Amy Levin: What happens when we give scientists the authority to speak about God? This was my first question when I discovered Jonathan Pararajasingham’s recent video compilation called “50 Famous Academics and Scientists Talk About God.” It’s posted on Open Culture and the list of those featured includes 16 Nobel prize winners, including a bundle of recognizable names like Richard Feynman, Steven Pinker, Oliver Sacks, Bertrand Russell, Stephen Hawking, and Leonard Susskind.
The montage is a hefty undertaking and a convenient exploration of some of the most fascinating personal belief talk around. It’s also dialogical candy for political atheists like Bill Maher and worshippers of Richard Dawkins. After all, who can argue with an orgy of scientific elitism on the question of objective truth?

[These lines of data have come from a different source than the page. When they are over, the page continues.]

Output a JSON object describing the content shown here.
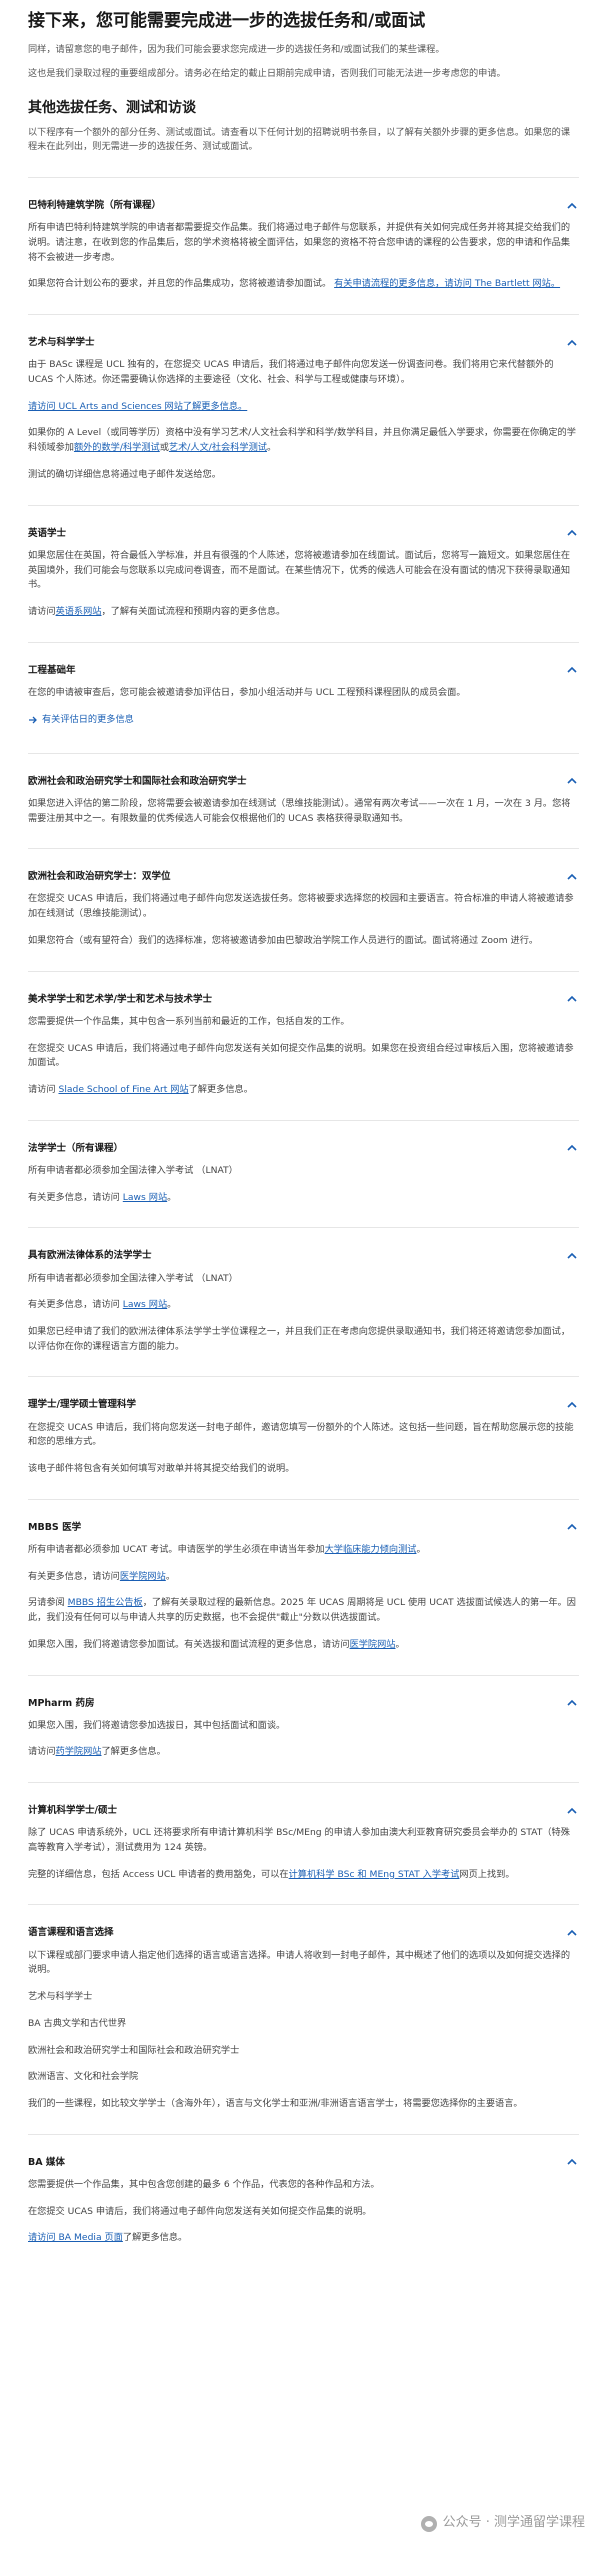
{
  "header": {
    "title": "接下来，您可能需要完成进一步的选拔任务和/或面试",
    "intro1": "同样，请留意您的电子邮件，因为我们可能会要求您完成进一步的选拔任务和/或面试我们的某些课程。",
    "intro2": "这也是我们录取过程的重要组成部分。请务必在给定的截止日期前完成申请，否则我们可能无法进一步考虑您的申请。"
  },
  "section": {
    "title": "其他选拔任务、测试和访谈",
    "intro": "以下程序有一个额外的部分任务、测试或面试。请查看以下任何计划的招聘说明书条目，以了解有关额外步骤的更多信息。如果您的课程未在此列出，则无需进一步的选拔任务、测试或面试。"
  },
  "items": {
    "bartlett": {
      "title": "巴特利特建筑学院（所有课程）",
      "p1": "所有申请巴特利特建筑学院的申请者都需要提交作品集。我们将通过电子邮件与您联系，并提供有关如何完成任务并将其提交给我们的说明。请注意，在收到您的作品集后，您的学术资格将被全面评估，如果您的资格不符合您申请的课程的公告要求，您的申请和作品集将不会被进一步考虑。",
      "p2a": "如果您符合计划公布的要求，并且您的作品集成功，您将被邀请参加面试。",
      "p2link": "有关申请流程的更多信息，请访问 The Bartlett 网站。"
    },
    "arts": {
      "title": "艺术与科学学士",
      "p1": "由于 BASc 课程是 UCL 独有的，在您提交 UCAS 申请后，我们将通过电子邮件向您发送一份调查问卷。我们将用它来代替额外的 UCAS 个人陈述。你还需要确认你选择的主要途径（文化、社会、科学与工程或健康与环境）。",
      "link1": "请访问 UCL Arts and Sciences 网站了解更多信息。",
      "p2a": "如果你的 A Level（或同等学历）资格中没有学习艺术/人文社会科学和科学/数学科目，并且你满足最低入学要求，你需要在你确定的学科领域参加",
      "p2link1": "额外的数学/科学测试",
      "p2mid": "或",
      "p2link2": "艺术/人文/社会科学测试",
      "p2end": "。",
      "p3": "测试的确切详细信息将通过电子邮件发送给您。"
    },
    "english": {
      "title": "英语学士",
      "p1": "如果您居住在英国，符合最低入学标准，并且有很强的个人陈述，您将被邀请参加在线面试。面试后，您将写一篇短文。如果您居住在英国境外，我们可能会与您联系以完成问卷调查，而不是面试。在某些情况下，优秀的候选人可能会在没有面试的情况下获得录取通知书。",
      "p2a": "请访问",
      "p2link": "英语系网站",
      "p2b": "，了解有关面试流程和预期内容的更多信息。"
    },
    "engineering": {
      "title": "工程基础年",
      "p1": "在您的申请被审查后，您可能会被邀请参加评估日，参加小组活动并与 UCL 工程预科课程团队的成员会面。",
      "link": "有关评估日的更多信息"
    },
    "euro_law": {
      "title": "欧洲社会和政治研究学士和国际社会和政治研究学士",
      "p1": "如果您进入评估的第二阶段，您将需要会被邀请参加在线测试（思维技能测试）。通常有两次考试——一次在 1 月，一次在 3 月。您将需要注册其中之一。有限数量的优秀候选人可能会仅根据他们的 UCAS 表格获得录取通知书。"
    },
    "euro_dual": {
      "title": "欧洲社会和政治研究学士：双学位",
      "p1": "在您提交 UCAS 申请后，我们将通过电子邮件向您发送选拔任务。您将被要求选择您的校园和主要语言。符合标准的申请人将被邀请参加在线测试（思维技能测试）。",
      "p2": "如果您符合（或有望符合）我们的选择标准，您将被邀请参加由巴黎政治学院工作人员进行的面试。面试将通过 Zoom 进行。"
    },
    "fine_art": {
      "title": "美术学学士和艺术学/学士和艺术与技术学士",
      "p1": "您需要提供一个作品集，其中包含一系列当前和最近的工作，包括自发的工作。",
      "p2": "在您提交 UCAS 申请后，我们将通过电子邮件向您发送有关如何提交作品集的说明。如果您在投资组合经过审核后入围，您将被邀请参加面试。",
      "p3a": "请访问",
      "p3link": "Slade School of Fine Art 网站",
      "p3b": "了解更多信息。"
    },
    "law_all": {
      "title": "法学学士（所有课程）",
      "p1": "所有申请者都必须参加全国法律入学考试 （LNAT）",
      "p2a": "有关更多信息，请访问",
      "p2link": "Laws 网站",
      "p2b": "。"
    },
    "law_euro": {
      "title": "具有欧洲法律体系的法学学士",
      "p1": "所有申请者都必须参加全国法律入学考试 （LNAT）",
      "p2a": "有关更多信息，请访问",
      "p2link": "Laws 网站",
      "p2b": "。",
      "p3": "如果您已经申请了我们的欧洲法律体系法学学士学位课程之一，并且我们正在考虑向您提供录取通知书，我们将还将邀请您参加面试，以评估你在你的课程语言方面的能力。"
    },
    "science_mgmt": {
      "title": "理学士/理学硕士管理科学",
      "p1": "在您提交 UCAS 申请后，我们将向您发送一封电子邮件，邀请您填写一份额外的个人陈述。这包括一些问题，旨在帮助您展示您的技能和您的思维方式。",
      "p2": "该电子邮件将包含有关如何填写对敢单并将其提交给我们的说明。"
    },
    "mbbs": {
      "title": "MBBS 医学",
      "p1a": "所有申请者都必须参加 UCAT 考试。申请医学的学生必须在申请当年参加",
      "p1link": "大学临床能力倾向测试",
      "p1b": "。",
      "p2a": "有关更多信息，请访问",
      "p2link": "医学院网站",
      "p2b": "。",
      "p3a": "另请参阅",
      "p3link": "MBBS 招生公告板",
      "p3b": "，了解有关录取过程的最新信息。2025 年 UCAS 周期将是 UCL 使用 UCAT 选拔面试候选人的第一年。因此，我们没有任何可以与申请人共享的历史数据，也不会提供\"截止\"分数以供选拔面试。",
      "p4a": "如果您入围，我们将邀请您参加面试。有关选拔和面试流程的更多信息，请访问",
      "p4link": "医学院网站",
      "p4b": "。"
    },
    "mpharm": {
      "title": "MPharm 药房",
      "p1": "如果您入围，我们将邀请您参加选拔日，其中包括面试和面谈。",
      "p2a": "请访问",
      "p2link": "药学院网站",
      "p2b": "了解更多信息。"
    },
    "cs": {
      "title": "计算机科学学士/硕士",
      "p1": "除了 UCAS 申请系统外，UCL 还将要求所有申请计算机科学 BSc/MEng 的申请人参加由澳大利亚教育研究委员会举办的 STAT（特殊高等教育入学考试），测试费用为 124 英镑。",
      "p2a": "完整的详细信息，包括 Access UCL 申请者的费用豁免，可以在",
      "p2link": "计算机科学 BSc 和 MEng STAT 入学考试",
      "p2b": "网页上找到。"
    },
    "languages": {
      "title": "语言课程和语言选择",
      "p1": "以下课程或部门要求申请人指定他们选择的语言或语言选择。申请人将收到一封电子邮件，其中概述了他们的选项以及如何提交选择的说明。",
      "l1": "艺术与科学学士",
      "l2": "BA 古典文学和古代世界",
      "l3": "欧洲社会和政治研究学士和国际社会和政治研究学士",
      "l4": "欧洲语言、文化和社会学院",
      "p2": "我们的一些课程，如比较文学学士（含海外年），语言与文化学士和亚洲/非洲语言语言学士，将需要您选择你的主要语言。"
    },
    "media": {
      "title": "BA 媒体",
      "p1": "您需要提供一个作品集，其中包含您创建的最多 6 个作品，代表您的各种作品和方法。",
      "p2": "在您提交 UCAS 申请后，我们将通过电子邮件向您发送有关如何提交作品集的说明。",
      "p3link": "请访问 BA Media 页面",
      "p3b": "了解更多信息。"
    }
  },
  "watermark": {
    "text": "公众号 · 测学通留学课程"
  },
  "colors": {
    "link": "#1a5fb4",
    "text": "#333333",
    "divider": "#e6e6e6"
  }
}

If you watch patiently as each commentator bleeds into the next you’ll find the academics look strikingly similar – aged, white, Western men. Each discussing the irrationality, the lack of evidence for a supernatural force, a divine, smiting God. With the exceptions of Rebecca Goldstein and Partha Dasgupta, the group is devoid of any racial, gendered, or cultural heterogeneity. Unsurprisingly, the linguistic trope running throughout the video equates “God” and “religion” with a biblical notion of Western divinity, reducing religion to belief.
The video’s predicament is not that these scientists are mostly atheists, or even that some of them condemn religion. To be sure, there is no lack of mediatized scientists who profess to believe in God. Instead, it is the overt hierarchical elitism that pervades the video from beginning to end. The video opens with the following statement:
The more scientifically literate, intellectually honest and objectively skeptical a person is, the more likely they are to disbelieve in anything supernatural, including god.
And ends with the following:
in heaven, all the interesting people are missing. – Friedrich Nietzsche
In this narrative, believers are not only intellectually dishonest, but uninteresting. And speaking of selective representation, the Nietzsche quote we are left with is slightly misleading. After all, it was Nietzsche, who, in The Gay Science, argued that science and religion are quite the bedfellows due to their unquestionable belief in objective truth, a truth which assumes that humans can interpret reality without human subjectivity.
And on the topic of who is more interesting? Well, that just deserves a cosmic laugh.